Close by on Ile-St-Helene this week a Black-throated gray warbler and a Worm-eating Warbler have been showing to the great delight of those able to take time off from work to go looking for them. real wanderers and far from home ….. we got the BTGW as a lifer in Arizona which is where this one ought to be right now. Took a wrong turning somewhere! However, from reports we have heard, Saturday morning saw large crowds of jostling birders descend on the place trying for these birds - glad we didn't bother, can't abide crowds.

The annual “Feederwatch” season starts this weekend …… every week from mid November to next spring we shall be counting the birds in our garden as part of one of our contributions to Citizen Science. Find out more at http://www.bsc-eoc.org/national/pfw.html and then sign up as a feederwatcher yourself.
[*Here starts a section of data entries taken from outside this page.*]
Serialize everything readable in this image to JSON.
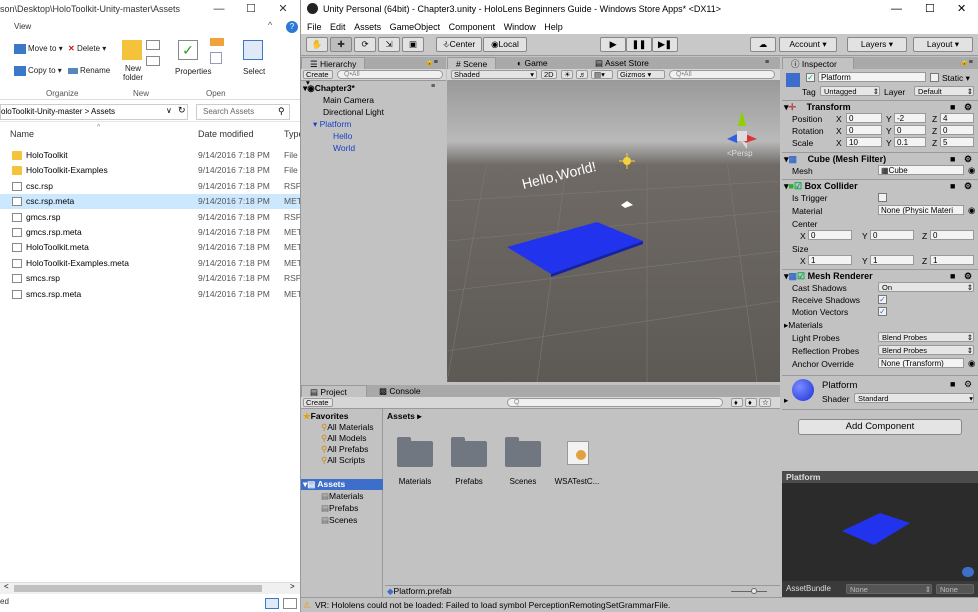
{
  "explorer": {
    "title": "son\\Desktop\\HoloToolkit-Unity-master\\Assets",
    "view_tab": "View",
    "ribbon": {
      "move_to": "Move to",
      "delete": "Delete",
      "copy_to": "Copy to",
      "rename": "Rename",
      "new_folder": "New folder",
      "properties": "Properties",
      "select": "Select",
      "group_organize": "Organize",
      "group_new": "New",
      "group_open": "Open"
    },
    "address": "oloToolkit-Unity-master  >  Assets",
    "search_placeholder": "Search Assets",
    "columns": {
      "name": "Name",
      "date": "Date modified",
      "type": "Type"
    },
    "files": [
      {
        "name": "HoloToolkit",
        "date": "9/14/2016 7:18 PM",
        "type": "File f",
        "icon": "folder-icon"
      },
      {
        "name": "HoloToolkit-Examples",
        "date": "9/14/2016 7:18 PM",
        "type": "File f",
        "icon": "folder-icon"
      },
      {
        "name": "csc.rsp",
        "date": "9/14/2016 7:18 PM",
        "type": "RSP F",
        "icon": "file-icon"
      },
      {
        "name": "csc.rsp.meta",
        "date": "9/14/2016 7:18 PM",
        "type": "META",
        "icon": "file-icon"
      },
      {
        "name": "gmcs.rsp",
        "date": "9/14/2016 7:18 PM",
        "type": "RSP F",
        "icon": "file-icon"
      },
      {
        "name": "gmcs.rsp.meta",
        "date": "9/14/2016 7:18 PM",
        "type": "META",
        "icon": "file-icon"
      },
      {
        "name": "HoloToolkit.meta",
        "date": "9/14/2016 7:18 PM",
        "type": "META",
        "icon": "file-icon"
      },
      {
        "name": "HoloToolkit-Examples.meta",
        "date": "9/14/2016 7:18 PM",
        "type": "META",
        "icon": "file-icon"
      },
      {
        "name": "smcs.rsp",
        "date": "9/14/2016 7:18 PM",
        "type": "RSP F",
        "icon": "file-icon"
      },
      {
        "name": "smcs.rsp.meta",
        "date": "9/14/2016 7:18 PM",
        "type": "META",
        "icon": "file-icon"
      }
    ],
    "status": "ed"
  },
  "unity": {
    "title": "Unity Personal (64bit) - Chapter3.unity - HoloLens Beginners Guide - Windows Store Apps* <DX11>",
    "menu": [
      "File",
      "Edit",
      "Assets",
      "GameObject",
      "Component",
      "Window",
      "Help"
    ],
    "toolbar": {
      "center": "Center",
      "local": "Local",
      "account": "Account",
      "layers": "Layers",
      "layout": "Layout"
    },
    "hierarchy": {
      "tab": "Hierarchy",
      "create": "Create",
      "search": "Q•All",
      "scene": "Chapter3*",
      "items": [
        "Main Camera",
        "Directional Light",
        "Platform",
        "Hello",
        "World"
      ]
    },
    "scene": {
      "tabs": [
        "Scene",
        "Game",
        "Asset Store"
      ],
      "shaded": "Shaded",
      "mode_2d": "2D",
      "gizmos": "Gizmos",
      "search": "Q•All",
      "persp": "Persp",
      "hello_text": "Hello,World!"
    },
    "project": {
      "tabs": [
        "Project",
        "Console"
      ],
      "create": "Create",
      "favorites": "Favorites",
      "favorite_items": [
        "All Materials",
        "All Models",
        "All Prefabs",
        "All Scripts"
      ],
      "assets_root": "Assets",
      "asset_folders": [
        "Materials",
        "Prefabs",
        "Scenes"
      ],
      "breadcrumb": "Assets",
      "grid_items": [
        "Materials",
        "Prefabs",
        "Scenes",
        "WSATestC..."
      ],
      "selected_file": "Platform.prefab"
    },
    "inspector": {
      "tab": "Inspector",
      "object_name": "Platform",
      "static": "Static",
      "tag_label": "Tag",
      "tag_value": "Untagged",
      "layer_label": "Layer",
      "layer_value": "Default",
      "transform": {
        "title": "Transform",
        "position": {
          "label": "Position",
          "x": "0",
          "y": "-2",
          "z": "4"
        },
        "rotation": {
          "label": "Rotation",
          "x": "0",
          "y": "0",
          "z": "0"
        },
        "scale": {
          "label": "Scale",
          "x": "10",
          "y": "0.1",
          "z": "5"
        }
      },
      "mesh_filter": {
        "title": "Cube (Mesh Filter)",
        "mesh_label": "Mesh",
        "mesh_value": "Cube"
      },
      "box_collider": {
        "title": "Box Collider",
        "is_trigger": "Is Trigger",
        "material_label": "Material",
        "material_value": "None (Physic Materi",
        "center": "Center",
        "center_x": "0",
        "center_y": "0",
        "center_z": "0",
        "size": "Size",
        "size_x": "1",
        "size_y": "1",
        "size_z": "1"
      },
      "mesh_renderer": {
        "title": "Mesh Renderer",
        "cast_shadows": "Cast Shadows",
        "cast_shadows_value": "On",
        "receive_shadows": "Receive Shadows",
        "motion_vectors": "Motion Vectors",
        "materials": "Materials",
        "light_probes": "Light Probes",
        "light_probes_value": "Blend Probes",
        "reflection_probes": "Reflection Probes",
        "reflection_probes_value": "Blend Probes",
        "anchor_override": "Anchor Override",
        "anchor_override_value": "None (Transform)"
      },
      "material": {
        "name": "Platform",
        "shader_label": "Shader",
        "shader_value": "Standard"
      },
      "add_component": "Add Component",
      "preview_title": "Platform",
      "asset_bundle": "AssetBundle",
      "asset_bundle_value": "None",
      "asset_bundle_variant": "None"
    },
    "status": "VR: Hololens could not be loaded: Failed to load symbol PerceptionRemotingSetGrammarFile.",
    "colors": {
      "accent": "#2a5bd7",
      "platform": "#2233ee",
      "selection": "#3d6ec9"
    }
  }
}
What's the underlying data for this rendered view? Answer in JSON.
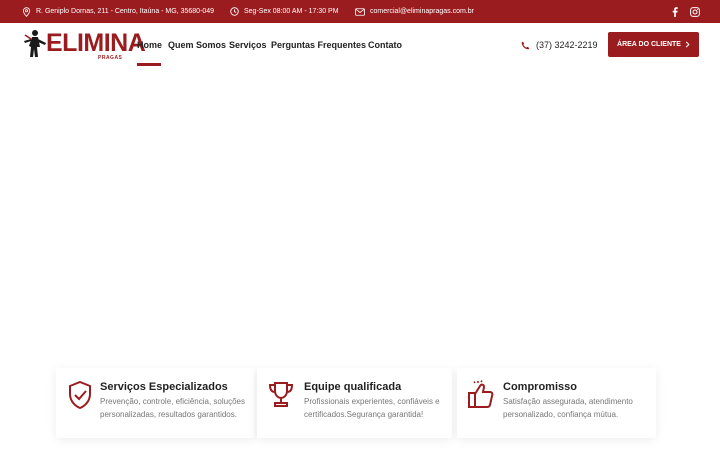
{
  "topbar": {
    "address": "R. Geniplo Dornas, 211 - Centro, Itaúna - MG, 35680-049",
    "hours": "Seg-Sex 08:00 AM - 17:30 PM",
    "email": "comercial@eliminapragas.com.br"
  },
  "logo": {
    "name": "ELIMINA",
    "sub": "PRAGAS"
  },
  "nav": {
    "items": [
      {
        "label": "Home"
      },
      {
        "label": "Quem Somos"
      },
      {
        "label": "Serviços"
      },
      {
        "label": "Perguntas Frequentes"
      },
      {
        "label": "Contato"
      }
    ],
    "active": "Home"
  },
  "phone": "(37) 3242-2219",
  "cta": {
    "label": "ÁREA DO CLIENTE"
  },
  "features": [
    {
      "icon": "shield-check-icon",
      "title": "Serviços Especializados",
      "lines": [
        "Prevenção, controle, eficiência, soluções",
        "personalizadas, resultados garantidos."
      ]
    },
    {
      "icon": "trophy-icon",
      "title": "Equipe qualificada",
      "lines": [
        "Profissionais experientes, confiáveis e",
        "certificados.Segurança garantida!"
      ]
    },
    {
      "icon": "thumbs-up-icon",
      "title": "Compromisso",
      "lines": [
        "Satisfação assegurada, atendimento",
        "personalizado, confiança mútua."
      ]
    }
  ],
  "colors": {
    "brand": "#9b1c1f",
    "text": "#222222",
    "muted": "#777777"
  }
}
“Feederwatch” got off to a good start with the early morning appearance yesterday of a Sharp-shinned Hawk - always a nice bird to have visiting were it not for the fact that since it put in an appearance we have seen little else in the garden. The photo had to be snatched at a distance, cropped and tweaked for publication ….. but it’s easy enough to ID the bird from this even if I wouldn’t hang it on the gallery wall.

Today we had two pairs of Purple Finches which were a surprise - we had three visits in winter 2002 and one in thew spring of 2004 but other than that they have tended to avoid us. Other feeder eaters we managed to capture images of have been a pair of Blue Jays …..

……. and the inevitable Squirrel and gang of MODOs.

Temporary hiatus ......

For a period in the late summer and autumn of 2006 we moved our web diary to the following address where you can read about what happened if you wish to catch up:

Howver, Blogger have spiffed up their facilities recently so we have returned to where we started. We would welcome your comments.